Dan Krueger: [00:33:33] At this time,
Anthony Vicino: [00:33:35] You’re going to like it.
Dan Krueger: [00:33:36] I guarantee every time you say that to me, I actually do really enjoy whatever it is.
Anthony Vicino: [00:33:42] So I feel like I recently recommended the Scarlet Lady Woman of Wall Street and I saw it on your desk. And it’s really good for a very particular type of people. So I recommend it this podcast once. So. Unless you’re a particular type of person, maybe that book isn’t for you if you really like stocks and markets and like, that’s going to be for you, though.

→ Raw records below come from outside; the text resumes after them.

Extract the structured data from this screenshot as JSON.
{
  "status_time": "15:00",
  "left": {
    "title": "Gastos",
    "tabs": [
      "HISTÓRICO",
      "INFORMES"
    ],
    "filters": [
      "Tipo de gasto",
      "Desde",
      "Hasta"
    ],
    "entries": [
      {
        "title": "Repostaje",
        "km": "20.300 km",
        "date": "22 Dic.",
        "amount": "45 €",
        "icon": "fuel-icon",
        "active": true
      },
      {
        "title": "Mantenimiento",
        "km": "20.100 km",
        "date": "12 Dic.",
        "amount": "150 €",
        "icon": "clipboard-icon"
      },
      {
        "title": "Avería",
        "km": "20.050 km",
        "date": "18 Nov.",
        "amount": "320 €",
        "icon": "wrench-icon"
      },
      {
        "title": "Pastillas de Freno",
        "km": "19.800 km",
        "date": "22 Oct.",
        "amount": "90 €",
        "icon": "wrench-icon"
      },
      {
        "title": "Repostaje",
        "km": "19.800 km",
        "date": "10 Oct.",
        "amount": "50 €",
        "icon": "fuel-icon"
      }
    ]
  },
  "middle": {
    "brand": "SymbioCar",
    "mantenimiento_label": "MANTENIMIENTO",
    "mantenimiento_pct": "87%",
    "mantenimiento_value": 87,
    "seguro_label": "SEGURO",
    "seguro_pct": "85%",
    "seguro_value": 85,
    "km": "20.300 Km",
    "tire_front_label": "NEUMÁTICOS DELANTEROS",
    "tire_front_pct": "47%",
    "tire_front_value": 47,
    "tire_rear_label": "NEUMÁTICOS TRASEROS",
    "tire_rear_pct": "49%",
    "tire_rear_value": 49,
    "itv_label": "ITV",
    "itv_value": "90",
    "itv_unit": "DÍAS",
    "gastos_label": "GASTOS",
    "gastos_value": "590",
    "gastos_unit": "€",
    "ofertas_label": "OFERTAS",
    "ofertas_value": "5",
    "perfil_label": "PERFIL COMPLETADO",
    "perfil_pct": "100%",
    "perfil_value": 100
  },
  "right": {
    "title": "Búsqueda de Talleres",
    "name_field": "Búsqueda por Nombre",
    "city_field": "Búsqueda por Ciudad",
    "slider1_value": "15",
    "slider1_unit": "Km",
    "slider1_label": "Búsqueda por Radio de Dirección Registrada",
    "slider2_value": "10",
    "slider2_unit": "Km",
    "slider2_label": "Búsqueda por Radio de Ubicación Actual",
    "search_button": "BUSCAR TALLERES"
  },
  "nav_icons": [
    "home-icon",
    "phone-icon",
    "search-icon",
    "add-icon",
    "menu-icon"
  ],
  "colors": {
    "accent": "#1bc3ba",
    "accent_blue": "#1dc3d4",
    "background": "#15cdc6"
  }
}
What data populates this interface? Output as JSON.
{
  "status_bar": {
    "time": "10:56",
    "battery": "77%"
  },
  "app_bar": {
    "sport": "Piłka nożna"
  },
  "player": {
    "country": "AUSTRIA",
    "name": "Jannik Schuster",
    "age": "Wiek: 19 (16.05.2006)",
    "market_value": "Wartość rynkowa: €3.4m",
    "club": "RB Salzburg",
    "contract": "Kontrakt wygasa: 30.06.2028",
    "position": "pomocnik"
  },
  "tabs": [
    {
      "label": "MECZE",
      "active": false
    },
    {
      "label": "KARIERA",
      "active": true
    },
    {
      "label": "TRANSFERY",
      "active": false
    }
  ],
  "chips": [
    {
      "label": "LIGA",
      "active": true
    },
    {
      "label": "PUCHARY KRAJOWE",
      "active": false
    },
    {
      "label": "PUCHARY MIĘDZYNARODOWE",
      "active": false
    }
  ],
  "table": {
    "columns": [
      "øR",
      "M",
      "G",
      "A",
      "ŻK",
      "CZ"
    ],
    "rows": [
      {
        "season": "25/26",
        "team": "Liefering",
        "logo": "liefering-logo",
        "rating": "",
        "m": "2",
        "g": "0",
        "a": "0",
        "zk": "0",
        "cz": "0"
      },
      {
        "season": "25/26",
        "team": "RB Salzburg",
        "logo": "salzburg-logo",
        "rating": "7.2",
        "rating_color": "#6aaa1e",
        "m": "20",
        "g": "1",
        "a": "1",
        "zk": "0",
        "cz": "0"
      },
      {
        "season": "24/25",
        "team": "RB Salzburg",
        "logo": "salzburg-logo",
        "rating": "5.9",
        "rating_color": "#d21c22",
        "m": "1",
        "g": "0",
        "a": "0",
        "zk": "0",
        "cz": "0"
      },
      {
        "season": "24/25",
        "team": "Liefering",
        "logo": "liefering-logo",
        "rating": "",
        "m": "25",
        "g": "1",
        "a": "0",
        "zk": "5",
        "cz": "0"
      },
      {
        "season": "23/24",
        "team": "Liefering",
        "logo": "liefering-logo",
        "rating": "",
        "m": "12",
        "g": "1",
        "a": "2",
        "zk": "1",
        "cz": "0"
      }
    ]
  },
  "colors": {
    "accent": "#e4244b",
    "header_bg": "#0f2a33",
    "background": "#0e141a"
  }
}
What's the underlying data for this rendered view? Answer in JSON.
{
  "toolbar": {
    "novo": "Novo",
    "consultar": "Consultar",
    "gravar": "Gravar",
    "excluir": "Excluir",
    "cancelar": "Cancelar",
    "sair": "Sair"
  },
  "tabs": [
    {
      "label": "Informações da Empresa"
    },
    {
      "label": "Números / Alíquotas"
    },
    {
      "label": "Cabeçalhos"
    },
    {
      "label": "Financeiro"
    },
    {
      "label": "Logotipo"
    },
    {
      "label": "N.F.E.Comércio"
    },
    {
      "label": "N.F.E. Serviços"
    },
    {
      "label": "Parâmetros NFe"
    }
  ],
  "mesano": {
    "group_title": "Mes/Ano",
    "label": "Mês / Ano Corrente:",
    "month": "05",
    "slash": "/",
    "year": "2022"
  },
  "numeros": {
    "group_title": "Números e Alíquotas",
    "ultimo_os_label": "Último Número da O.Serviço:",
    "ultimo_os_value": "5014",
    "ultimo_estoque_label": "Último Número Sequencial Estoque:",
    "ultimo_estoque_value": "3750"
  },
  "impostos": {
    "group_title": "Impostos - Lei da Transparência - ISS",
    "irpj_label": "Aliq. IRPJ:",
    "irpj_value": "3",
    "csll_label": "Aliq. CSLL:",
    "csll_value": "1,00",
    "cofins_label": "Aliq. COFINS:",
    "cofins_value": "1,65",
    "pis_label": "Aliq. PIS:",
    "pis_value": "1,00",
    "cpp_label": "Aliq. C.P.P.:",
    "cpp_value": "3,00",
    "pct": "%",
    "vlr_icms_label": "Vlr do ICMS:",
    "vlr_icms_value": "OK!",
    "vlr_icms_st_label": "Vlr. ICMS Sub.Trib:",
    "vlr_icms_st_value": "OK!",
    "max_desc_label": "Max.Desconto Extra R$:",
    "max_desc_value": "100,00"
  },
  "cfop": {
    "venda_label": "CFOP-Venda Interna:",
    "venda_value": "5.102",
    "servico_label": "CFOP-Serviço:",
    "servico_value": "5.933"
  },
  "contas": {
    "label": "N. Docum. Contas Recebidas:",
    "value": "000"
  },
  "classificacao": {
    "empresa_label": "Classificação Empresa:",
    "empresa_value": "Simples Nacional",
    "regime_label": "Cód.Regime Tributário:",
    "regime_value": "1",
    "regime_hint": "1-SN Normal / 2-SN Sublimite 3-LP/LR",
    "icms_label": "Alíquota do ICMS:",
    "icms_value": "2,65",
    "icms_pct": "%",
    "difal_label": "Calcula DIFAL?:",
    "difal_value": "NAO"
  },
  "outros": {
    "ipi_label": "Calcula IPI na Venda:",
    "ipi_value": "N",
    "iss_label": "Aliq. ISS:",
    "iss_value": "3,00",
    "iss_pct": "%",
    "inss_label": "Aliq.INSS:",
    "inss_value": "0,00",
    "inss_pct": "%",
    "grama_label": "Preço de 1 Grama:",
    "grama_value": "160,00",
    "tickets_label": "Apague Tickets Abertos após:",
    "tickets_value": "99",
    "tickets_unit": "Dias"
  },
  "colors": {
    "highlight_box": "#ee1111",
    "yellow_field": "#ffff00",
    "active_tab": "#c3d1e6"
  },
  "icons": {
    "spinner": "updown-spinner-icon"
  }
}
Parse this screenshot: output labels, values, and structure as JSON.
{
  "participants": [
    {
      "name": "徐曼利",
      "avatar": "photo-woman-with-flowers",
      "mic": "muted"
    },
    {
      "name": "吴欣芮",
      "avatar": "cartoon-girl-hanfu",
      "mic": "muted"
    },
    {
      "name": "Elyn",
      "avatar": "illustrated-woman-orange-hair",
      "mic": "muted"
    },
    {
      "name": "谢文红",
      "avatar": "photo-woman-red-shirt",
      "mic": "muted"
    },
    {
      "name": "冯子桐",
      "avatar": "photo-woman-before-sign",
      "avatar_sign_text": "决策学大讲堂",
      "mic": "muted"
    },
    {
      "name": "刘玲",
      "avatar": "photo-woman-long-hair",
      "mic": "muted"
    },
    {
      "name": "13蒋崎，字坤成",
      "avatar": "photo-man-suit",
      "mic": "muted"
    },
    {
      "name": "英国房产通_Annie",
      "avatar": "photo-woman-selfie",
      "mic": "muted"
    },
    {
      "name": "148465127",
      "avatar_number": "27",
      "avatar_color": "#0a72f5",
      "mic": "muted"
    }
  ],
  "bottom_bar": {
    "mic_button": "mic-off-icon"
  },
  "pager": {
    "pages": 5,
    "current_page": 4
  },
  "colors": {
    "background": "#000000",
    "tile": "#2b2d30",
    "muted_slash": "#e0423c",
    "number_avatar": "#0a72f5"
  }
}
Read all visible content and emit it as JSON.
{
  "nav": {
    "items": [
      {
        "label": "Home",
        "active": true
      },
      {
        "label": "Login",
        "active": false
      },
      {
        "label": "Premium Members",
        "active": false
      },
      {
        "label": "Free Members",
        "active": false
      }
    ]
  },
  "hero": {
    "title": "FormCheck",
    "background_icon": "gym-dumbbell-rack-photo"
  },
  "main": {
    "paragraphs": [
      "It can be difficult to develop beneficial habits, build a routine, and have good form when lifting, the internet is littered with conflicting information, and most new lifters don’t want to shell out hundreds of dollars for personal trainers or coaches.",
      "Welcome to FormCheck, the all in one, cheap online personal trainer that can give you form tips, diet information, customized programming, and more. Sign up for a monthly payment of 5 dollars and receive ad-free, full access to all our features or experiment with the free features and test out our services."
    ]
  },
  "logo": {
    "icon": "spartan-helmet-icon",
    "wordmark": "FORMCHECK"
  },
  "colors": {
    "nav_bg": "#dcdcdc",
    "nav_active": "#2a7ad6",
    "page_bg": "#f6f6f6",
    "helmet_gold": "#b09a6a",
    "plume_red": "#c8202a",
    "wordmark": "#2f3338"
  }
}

Dan Krueger: [00:34:02] Yeah, it sounds like if you’re into specifically historical. Markets icon type stuff, yeah, if you’re that guy,
Anthony Vicino: [00:34:12] It sounds like it’s like crazy stories about people doing bamboozling each other. Everyone likes
Dan Krueger: [00:34:16] That. Everybody loves that. I think this one was like, really like kind of historical, which is very historical. The type of person. Yeah.
Anthony Vicino: [00:34:22] I think you’ll like it. Anyways, those are our book recommendations. Go check them out. Bad blood and the road less stupid. You combine those two like
Dan Krueger: [00:34:29] Nobody got the goat
Anthony Vicino: [00:34:30] Nuts, right? The goat nuts. That’s like Make Them Believe by Dan Kennedy. It’s a marketing book. I don’t know if I want to read that.
Dan Krueger: [00:34:37] Is that the whole book about that guy or is that he
Anthony Vicino: [00:34:39] It’s all about him and his marketing strategy? I don’t know, because think about how good of a marketer he must have been to get people to go in on that cure.
Dan Krueger: [00:34:47] Yeah, I mean, if you got to be amazing in that, I guess he like
Anthony Vicino: [00:34:51] He’s not selling a Porsche or an iPhone, something that’s beautiful and easy to sell. He’s like selling you a surgery that
Dan Krueger: [00:34:57] Is, I guess, not very crazy.
Anthony Vicino: [00:34:59] So, yeah, some things to learn anyways. So that’s going to do it for us, guys. We appreciate you taking some time to listen to the six problems that we solve and active investors can solve for their passive investor brethren. If you’ve got any value out of this, make sure that you go leave a review over on iTunes. If you want that Andy’s mint and a free physical copy of passive investing made simple, make sure you send me an email with a link to the review and then also an address that we can send a book and we’ll get it out to
Dan Krueger: [00:35:26] You and that audiobook so too.
Anthony Vicino: [00:35:29] Oh yeah. Also, the audiobook came out.
Dan Krueger: [00:35:31] Yeah, kind of a big deal. Kind of a big deal. If you’re listening to a podcast, you probably like audio stuff.
Anthony Vicino: [00:35:36] Let me start my sales pitch again. Hey, do you like listening to things? Sure, you do. You’re here anyway, so that’s going to do it. Go get the audiobook, go get everything and we’ll see you guys next week.